Stored data:
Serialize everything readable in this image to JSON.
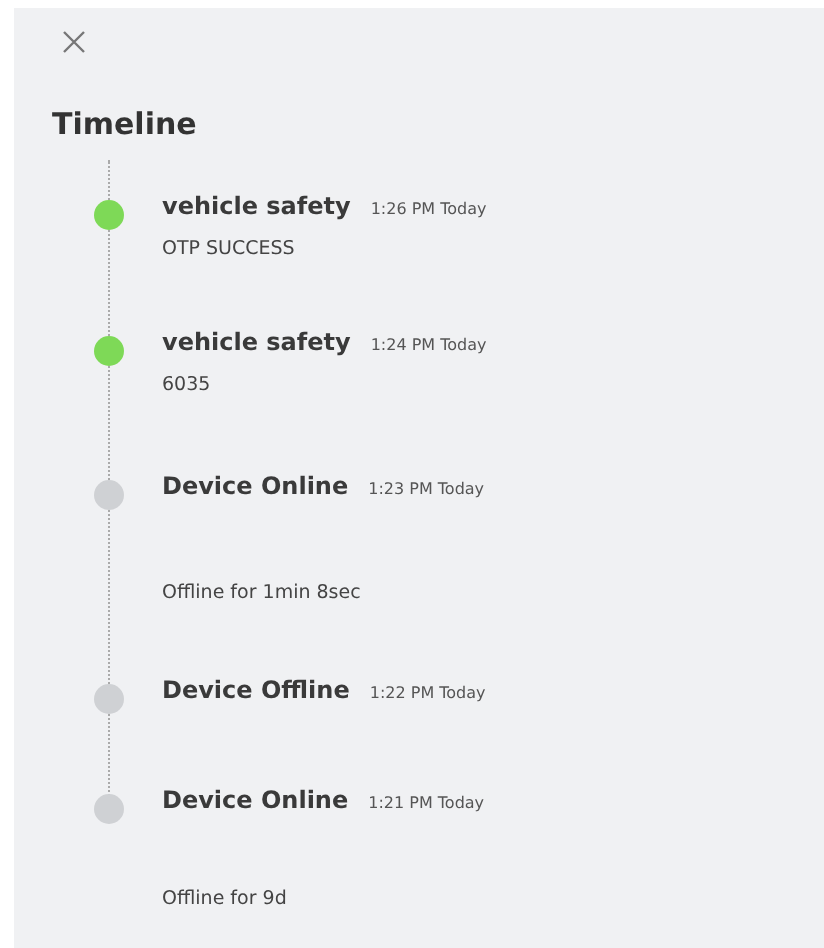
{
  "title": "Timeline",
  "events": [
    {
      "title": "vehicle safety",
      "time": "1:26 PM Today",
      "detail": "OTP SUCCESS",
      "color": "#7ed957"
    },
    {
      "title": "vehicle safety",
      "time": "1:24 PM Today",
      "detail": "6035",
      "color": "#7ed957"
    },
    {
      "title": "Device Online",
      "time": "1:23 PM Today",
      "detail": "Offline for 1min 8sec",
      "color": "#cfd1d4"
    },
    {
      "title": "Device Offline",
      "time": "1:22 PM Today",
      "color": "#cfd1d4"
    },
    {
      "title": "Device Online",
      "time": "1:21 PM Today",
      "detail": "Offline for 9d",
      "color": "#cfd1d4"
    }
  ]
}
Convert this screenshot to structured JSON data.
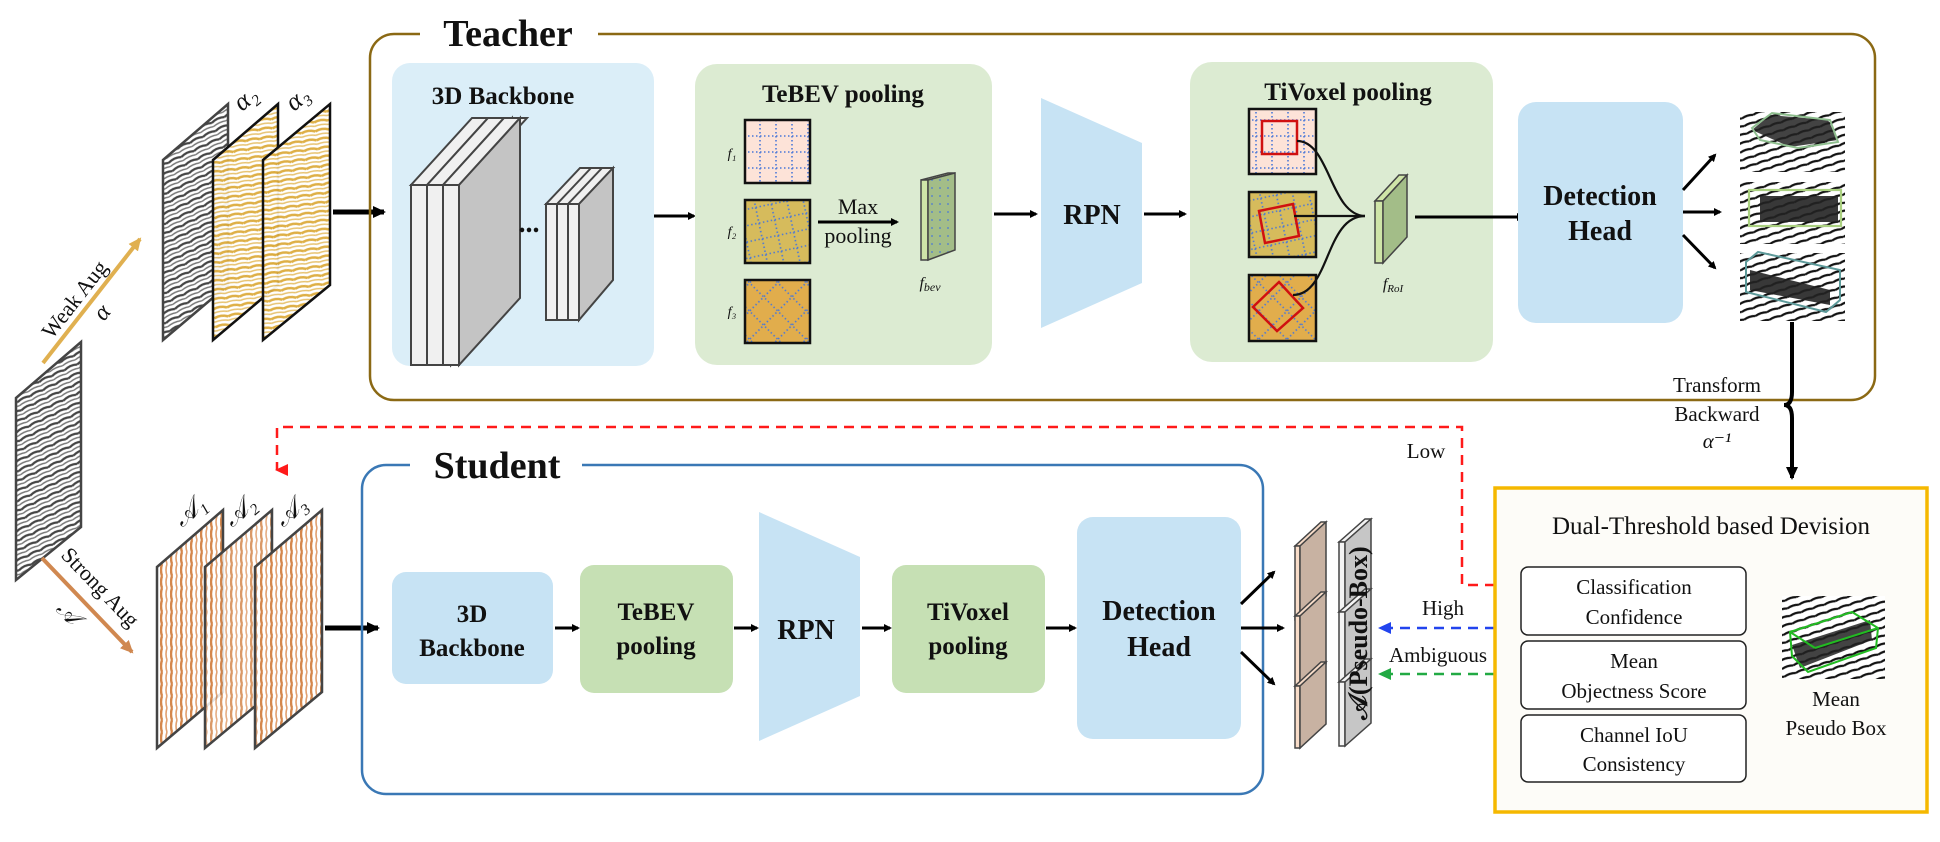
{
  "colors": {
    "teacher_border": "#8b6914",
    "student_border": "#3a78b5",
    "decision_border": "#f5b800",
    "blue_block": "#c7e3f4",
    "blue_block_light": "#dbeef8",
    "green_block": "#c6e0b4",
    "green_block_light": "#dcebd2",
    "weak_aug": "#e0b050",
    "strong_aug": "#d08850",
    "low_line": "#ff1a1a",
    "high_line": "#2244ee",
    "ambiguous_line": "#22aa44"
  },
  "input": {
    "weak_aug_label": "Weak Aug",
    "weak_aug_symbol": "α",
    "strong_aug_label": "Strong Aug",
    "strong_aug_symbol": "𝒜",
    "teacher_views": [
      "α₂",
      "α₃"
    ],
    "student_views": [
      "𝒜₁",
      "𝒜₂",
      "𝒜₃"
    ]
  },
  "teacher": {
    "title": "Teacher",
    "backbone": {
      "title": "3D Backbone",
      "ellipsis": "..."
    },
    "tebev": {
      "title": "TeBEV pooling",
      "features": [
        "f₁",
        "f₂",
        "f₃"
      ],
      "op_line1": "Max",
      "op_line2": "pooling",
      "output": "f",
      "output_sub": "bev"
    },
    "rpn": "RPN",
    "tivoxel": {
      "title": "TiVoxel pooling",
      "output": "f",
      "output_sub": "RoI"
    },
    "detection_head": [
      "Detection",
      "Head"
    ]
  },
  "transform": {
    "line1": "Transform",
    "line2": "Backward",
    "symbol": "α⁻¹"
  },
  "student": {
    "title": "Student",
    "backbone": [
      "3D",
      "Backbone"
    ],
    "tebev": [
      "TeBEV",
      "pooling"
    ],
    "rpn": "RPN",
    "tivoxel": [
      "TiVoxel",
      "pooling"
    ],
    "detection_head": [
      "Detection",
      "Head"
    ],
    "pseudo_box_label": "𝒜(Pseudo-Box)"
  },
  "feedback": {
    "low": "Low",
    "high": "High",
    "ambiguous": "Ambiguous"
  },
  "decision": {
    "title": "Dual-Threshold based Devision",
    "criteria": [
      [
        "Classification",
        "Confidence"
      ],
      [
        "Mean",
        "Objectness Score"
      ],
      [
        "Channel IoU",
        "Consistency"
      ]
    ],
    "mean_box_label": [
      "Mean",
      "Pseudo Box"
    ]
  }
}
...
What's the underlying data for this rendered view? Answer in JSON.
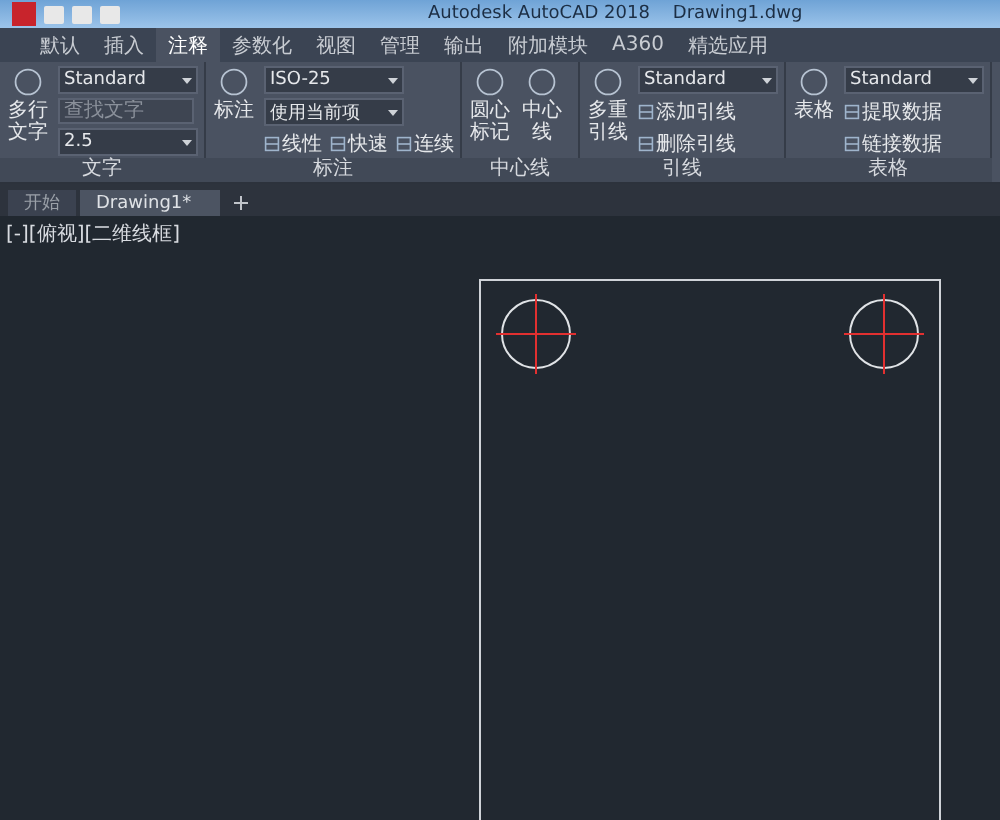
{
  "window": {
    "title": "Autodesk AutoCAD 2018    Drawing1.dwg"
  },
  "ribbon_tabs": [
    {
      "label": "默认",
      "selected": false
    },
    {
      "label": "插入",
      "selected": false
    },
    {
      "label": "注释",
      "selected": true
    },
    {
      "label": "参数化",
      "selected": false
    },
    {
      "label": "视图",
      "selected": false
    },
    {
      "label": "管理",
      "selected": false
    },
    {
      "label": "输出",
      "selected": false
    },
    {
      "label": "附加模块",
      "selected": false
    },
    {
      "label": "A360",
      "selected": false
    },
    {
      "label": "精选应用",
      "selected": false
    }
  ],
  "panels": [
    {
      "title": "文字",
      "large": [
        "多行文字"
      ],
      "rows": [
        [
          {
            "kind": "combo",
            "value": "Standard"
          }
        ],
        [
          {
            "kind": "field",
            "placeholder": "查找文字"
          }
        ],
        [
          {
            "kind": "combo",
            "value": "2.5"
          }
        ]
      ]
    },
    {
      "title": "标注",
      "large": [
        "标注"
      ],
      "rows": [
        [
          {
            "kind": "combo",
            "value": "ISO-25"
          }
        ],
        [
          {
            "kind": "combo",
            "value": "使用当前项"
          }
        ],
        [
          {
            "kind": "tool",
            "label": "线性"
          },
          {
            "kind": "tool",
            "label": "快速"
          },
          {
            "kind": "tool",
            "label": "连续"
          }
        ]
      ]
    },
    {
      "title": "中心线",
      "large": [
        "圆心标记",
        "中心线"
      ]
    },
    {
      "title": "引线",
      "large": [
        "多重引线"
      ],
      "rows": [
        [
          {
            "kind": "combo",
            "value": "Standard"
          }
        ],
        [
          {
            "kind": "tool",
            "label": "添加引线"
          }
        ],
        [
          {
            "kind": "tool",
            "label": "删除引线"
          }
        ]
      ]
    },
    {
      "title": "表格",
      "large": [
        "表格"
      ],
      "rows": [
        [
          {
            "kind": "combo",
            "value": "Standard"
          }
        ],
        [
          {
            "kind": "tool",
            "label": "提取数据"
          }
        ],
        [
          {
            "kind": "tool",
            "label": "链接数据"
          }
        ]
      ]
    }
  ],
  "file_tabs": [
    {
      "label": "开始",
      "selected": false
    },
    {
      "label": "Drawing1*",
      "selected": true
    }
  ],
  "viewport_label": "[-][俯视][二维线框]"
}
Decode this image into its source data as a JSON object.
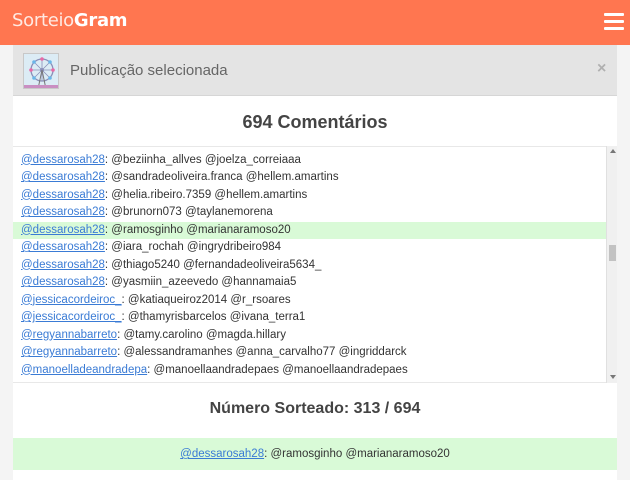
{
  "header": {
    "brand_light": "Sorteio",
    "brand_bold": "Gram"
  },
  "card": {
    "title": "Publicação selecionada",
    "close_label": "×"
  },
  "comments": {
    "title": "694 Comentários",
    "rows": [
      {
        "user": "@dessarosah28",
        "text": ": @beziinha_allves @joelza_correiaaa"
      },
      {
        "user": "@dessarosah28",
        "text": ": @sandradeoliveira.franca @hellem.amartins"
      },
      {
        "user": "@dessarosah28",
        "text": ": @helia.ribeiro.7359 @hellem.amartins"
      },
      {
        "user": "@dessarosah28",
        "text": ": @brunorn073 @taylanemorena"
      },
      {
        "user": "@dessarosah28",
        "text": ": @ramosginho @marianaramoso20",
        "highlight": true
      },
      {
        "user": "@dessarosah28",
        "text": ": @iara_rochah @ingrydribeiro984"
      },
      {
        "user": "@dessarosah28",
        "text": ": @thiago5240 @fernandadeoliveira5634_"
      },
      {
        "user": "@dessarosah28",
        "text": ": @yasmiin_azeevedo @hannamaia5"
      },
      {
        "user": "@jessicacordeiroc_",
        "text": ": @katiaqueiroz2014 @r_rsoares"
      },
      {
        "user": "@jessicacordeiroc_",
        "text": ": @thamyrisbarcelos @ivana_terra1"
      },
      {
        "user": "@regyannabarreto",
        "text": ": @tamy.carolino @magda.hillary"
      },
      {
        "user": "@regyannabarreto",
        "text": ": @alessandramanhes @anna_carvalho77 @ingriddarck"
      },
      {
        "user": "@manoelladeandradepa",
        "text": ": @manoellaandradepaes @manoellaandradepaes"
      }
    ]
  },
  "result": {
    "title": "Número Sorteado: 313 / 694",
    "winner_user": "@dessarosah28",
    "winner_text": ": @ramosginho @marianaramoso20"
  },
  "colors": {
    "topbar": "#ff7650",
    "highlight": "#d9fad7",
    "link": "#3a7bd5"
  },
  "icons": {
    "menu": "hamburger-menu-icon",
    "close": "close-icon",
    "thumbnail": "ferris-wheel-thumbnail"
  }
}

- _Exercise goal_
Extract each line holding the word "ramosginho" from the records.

- _Problem solution_
        "text": ": @ramosginho @marianaramoso20",
    "winner_text": ": @ramosginho @marianaramoso20"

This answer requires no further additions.